§ **EXERCISE GOAL**
Every entry, from first to last, must be written out exactly.

§ **Excerpts from an interface dataset**
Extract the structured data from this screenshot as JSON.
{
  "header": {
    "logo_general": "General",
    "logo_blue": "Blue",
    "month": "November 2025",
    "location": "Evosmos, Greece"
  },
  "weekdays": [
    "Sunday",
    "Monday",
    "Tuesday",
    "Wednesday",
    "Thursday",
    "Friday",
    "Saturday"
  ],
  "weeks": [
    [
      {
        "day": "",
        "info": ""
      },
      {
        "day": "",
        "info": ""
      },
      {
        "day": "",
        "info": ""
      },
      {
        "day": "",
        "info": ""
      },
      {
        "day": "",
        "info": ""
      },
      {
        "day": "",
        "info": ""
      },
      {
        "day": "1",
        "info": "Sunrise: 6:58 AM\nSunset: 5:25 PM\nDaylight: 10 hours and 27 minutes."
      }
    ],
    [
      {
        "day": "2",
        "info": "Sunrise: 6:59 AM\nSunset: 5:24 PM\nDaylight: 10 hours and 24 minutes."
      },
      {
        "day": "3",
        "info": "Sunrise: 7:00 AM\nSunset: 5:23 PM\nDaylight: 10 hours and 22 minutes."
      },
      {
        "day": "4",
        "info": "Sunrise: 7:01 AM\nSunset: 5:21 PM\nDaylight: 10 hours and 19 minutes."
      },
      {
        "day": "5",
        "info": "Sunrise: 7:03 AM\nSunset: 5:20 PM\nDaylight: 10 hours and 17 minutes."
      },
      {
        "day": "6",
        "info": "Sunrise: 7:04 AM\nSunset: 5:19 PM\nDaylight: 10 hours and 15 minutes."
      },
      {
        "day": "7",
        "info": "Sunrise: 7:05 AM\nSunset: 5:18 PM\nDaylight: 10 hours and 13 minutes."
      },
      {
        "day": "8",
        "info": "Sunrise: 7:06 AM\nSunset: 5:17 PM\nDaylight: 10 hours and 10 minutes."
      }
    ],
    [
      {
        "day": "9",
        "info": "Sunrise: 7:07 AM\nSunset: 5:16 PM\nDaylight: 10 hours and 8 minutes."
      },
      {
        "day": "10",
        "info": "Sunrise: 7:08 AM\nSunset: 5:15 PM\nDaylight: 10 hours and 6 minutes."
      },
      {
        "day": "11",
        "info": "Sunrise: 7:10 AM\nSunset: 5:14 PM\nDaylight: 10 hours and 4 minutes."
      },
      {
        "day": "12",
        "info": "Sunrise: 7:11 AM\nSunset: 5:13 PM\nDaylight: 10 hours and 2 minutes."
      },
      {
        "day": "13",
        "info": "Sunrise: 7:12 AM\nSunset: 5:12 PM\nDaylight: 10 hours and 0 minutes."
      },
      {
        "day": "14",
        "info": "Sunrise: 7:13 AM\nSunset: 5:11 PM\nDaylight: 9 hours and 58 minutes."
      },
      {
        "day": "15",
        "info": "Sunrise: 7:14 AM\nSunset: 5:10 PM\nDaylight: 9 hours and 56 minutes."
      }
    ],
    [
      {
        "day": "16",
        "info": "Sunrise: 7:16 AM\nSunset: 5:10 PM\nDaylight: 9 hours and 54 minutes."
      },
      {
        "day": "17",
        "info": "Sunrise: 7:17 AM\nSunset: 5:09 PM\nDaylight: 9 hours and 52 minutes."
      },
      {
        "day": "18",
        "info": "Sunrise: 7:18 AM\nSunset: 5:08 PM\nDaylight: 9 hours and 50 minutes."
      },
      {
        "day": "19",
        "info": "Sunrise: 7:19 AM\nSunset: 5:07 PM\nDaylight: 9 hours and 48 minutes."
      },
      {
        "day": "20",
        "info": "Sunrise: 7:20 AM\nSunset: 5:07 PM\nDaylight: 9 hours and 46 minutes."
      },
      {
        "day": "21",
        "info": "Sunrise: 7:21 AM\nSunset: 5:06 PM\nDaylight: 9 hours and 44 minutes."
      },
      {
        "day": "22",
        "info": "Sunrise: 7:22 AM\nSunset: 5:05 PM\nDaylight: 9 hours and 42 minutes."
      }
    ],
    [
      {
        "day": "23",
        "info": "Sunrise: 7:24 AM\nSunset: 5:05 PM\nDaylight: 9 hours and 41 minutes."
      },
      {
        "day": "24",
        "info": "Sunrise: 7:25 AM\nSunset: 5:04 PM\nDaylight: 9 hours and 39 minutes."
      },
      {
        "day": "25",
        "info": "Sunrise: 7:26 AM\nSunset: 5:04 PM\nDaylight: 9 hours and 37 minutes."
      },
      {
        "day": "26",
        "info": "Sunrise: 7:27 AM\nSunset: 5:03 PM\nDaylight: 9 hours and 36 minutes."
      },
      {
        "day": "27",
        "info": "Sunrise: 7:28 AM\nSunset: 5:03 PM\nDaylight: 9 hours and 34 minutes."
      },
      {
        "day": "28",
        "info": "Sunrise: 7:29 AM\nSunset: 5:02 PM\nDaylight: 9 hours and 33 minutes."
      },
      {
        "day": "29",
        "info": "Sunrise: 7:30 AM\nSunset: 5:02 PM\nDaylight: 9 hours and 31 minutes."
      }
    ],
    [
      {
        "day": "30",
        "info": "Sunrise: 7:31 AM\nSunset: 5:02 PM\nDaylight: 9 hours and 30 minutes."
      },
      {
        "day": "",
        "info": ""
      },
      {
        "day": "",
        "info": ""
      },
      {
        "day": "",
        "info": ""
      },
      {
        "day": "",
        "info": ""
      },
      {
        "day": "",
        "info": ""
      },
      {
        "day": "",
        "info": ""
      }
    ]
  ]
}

§ **SOLUTION TO THE PROBLEM**
Extract the structured data from this screenshot as JSON.
{
  "header": {
    "logo_general": "General",
    "logo_blue": "Blue",
    "month": "November 2025",
    "location": "Evosmos, Greece"
  },
  "weekdays": [
    "Sunday",
    "Monday",
    "Tuesday",
    "Wednesday",
    "Thursday",
    "Friday",
    "Saturday"
  ],
  "weeks": [
    [
      {
        "day": "",
        "info": ""
      },
      {
        "day": "",
        "info": ""
      },
      {
        "day": "",
        "info": ""
      },
      {
        "day": "",
        "info": ""
      },
      {
        "day": "",
        "info": ""
      },
      {
        "day": "",
        "info": ""
      },
      {
        "day": "1",
        "info": "Sunrise: 6:58 AM\nSunset: 5:25 PM\nDaylight: 10 hours and 27 minutes."
      }
    ],
    [
      {
        "day": "2",
        "info": "Sunrise: 6:59 AM\nSunset: 5:24 PM\nDaylight: 10 hours and 24 minutes."
      },
      {
        "day": "3",
        "info": "Sunrise: 7:00 AM\nSunset: 5:23 PM\nDaylight: 10 hours and 22 minutes."
      },
      {
        "day": "4",
        "info": "Sunrise: 7:01 AM\nSunset: 5:21 PM\nDaylight: 10 hours and 19 minutes."
      },
      {
        "day": "5",
        "info": "Sunrise: 7:03 AM\nSunset: 5:20 PM\nDaylight: 10 hours and 17 minutes."
      },
      {
        "day": "6",
        "info": "Sunrise: 7:04 AM\nSunset: 5:19 PM\nDaylight: 10 hours and 15 minutes."
      },
      {
        "day": "7",
        "info": "Sunrise: 7:05 AM\nSunset: 5:18 PM\nDaylight: 10 hours and 13 minutes."
      },
      {
        "day": "8",
        "info": "Sunrise: 7:06 AM\nSunset: 5:17 PM\nDaylight: 10 hours and 10 minutes."
      }
    ],
    [
      {
        "day": "9",
        "info": "Sunrise: 7:07 AM\nSunset: 5:16 PM\nDaylight: 10 hours and 8 minutes."
      },
      {
        "day": "10",
        "info": "Sunrise: 7:08 AM\nSunset: 5:15 PM\nDaylight: 10 hours and 6 minutes."
      },
      {
        "day": "11",
        "info": "Sunrise: 7:10 AM\nSunset: 5:14 PM\nDaylight: 10 hours and 4 minutes."
      },
      {
        "day": "12",
        "info": "Sunrise: 7:11 AM\nSunset: 5:13 PM\nDaylight: 10 hours and 2 minutes."
      },
      {
        "day": "13",
        "info": "Sunrise: 7:12 AM\nSunset: 5:12 PM\nDaylight: 10 hours and 0 minutes."
      },
      {
        "day": "14",
        "info": "Sunrise: 7:13 AM\nSunset: 5:11 PM\nDaylight: 9 hours and 58 minutes."
      },
      {
        "day": "15",
        "info": "Sunrise: 7:14 AM\nSunset: 5:10 PM\nDaylight: 9 hours and 56 minutes."
      }
    ],
    [
      {
        "day": "16",
        "info": "Sunrise: 7:16 AM\nSunset: 5:10 PM\nDaylight: 9 hours and 54 minutes."
      },
      {
        "day": "17",
        "info": "Sunrise: 7:17 AM\nSunset: 5:09 PM\nDaylight: 9 hours and 52 minutes."
      },
      {
        "day": "18",
        "info": "Sunrise: 7:18 AM\nSunset: 5:08 PM\nDaylight: 9 hours and 50 minutes."
      },
      {
        "day": "19",
        "info": "Sunrise: 7:19 AM\nSunset: 5:07 PM\nDaylight: 9 hours and 48 minutes."
      },
      {
        "day": "20",
        "info": "Sunrise: 7:20 AM\nSunset: 5:07 PM\nDaylight: 9 hours and 46 minutes."
      },
      {
        "day": "21",
        "info": "Sunrise: 7:21 AM\nSunset: 5:06 PM\nDaylight: 9 hours and 44 minutes."
      },
      {
        "day": "22",
        "info": "Sunrise: 7:22 AM\nSunset: 5:05 PM\nDaylight: 9 hours and 42 minutes."
      }
    ],
    [
      {
        "day": "23",
        "info": "Sunrise: 7:24 AM\nSunset: 5:05 PM\nDaylight: 9 hours and 41 minutes."
      },
      {
        "day": "24",
        "info": "Sunrise: 7:25 AM\nSunset: 5:04 PM\nDaylight: 9 hours and 39 minutes."
      },
      {
        "day": "25",
        "info": "Sunrise: 7:26 AM\nSunset: 5:04 PM\nDaylight: 9 hours and 37 minutes."
      },
      {
        "day": "26",
        "info": "Sunrise: 7:27 AM\nSunset: 5:03 PM\nDaylight: 9 hours and 36 minutes."
      },
      {
        "day": "27",
        "info": "Sunrise: 7:28 AM\nSunset: 5:03 PM\nDaylight: 9 hours and 34 minutes."
      },
      {
        "day": "28",
        "info": "Sunrise: 7:29 AM\nSunset: 5:02 PM\nDaylight: 9 hours and 33 minutes."
      },
      {
        "day": "29",
        "info": "Sunrise: 7:30 AM\nSunset: 5:02 PM\nDaylight: 9 hours and 31 minutes."
      }
    ],
    [
      {
        "day": "30",
        "info": "Sunrise: 7:31 AM\nSunset: 5:02 PM\nDaylight: 9 hours and 30 minutes."
      },
      {
        "day": "",
        "info": ""
      },
      {
        "day": "",
        "info": ""
      },
      {
        "day": "",
        "info": ""
      },
      {
        "day": "",
        "info": ""
      },
      {
        "day": "",
        "info": ""
      },
      {
        "day": "",
        "info": ""
      }
    ]
  ]
}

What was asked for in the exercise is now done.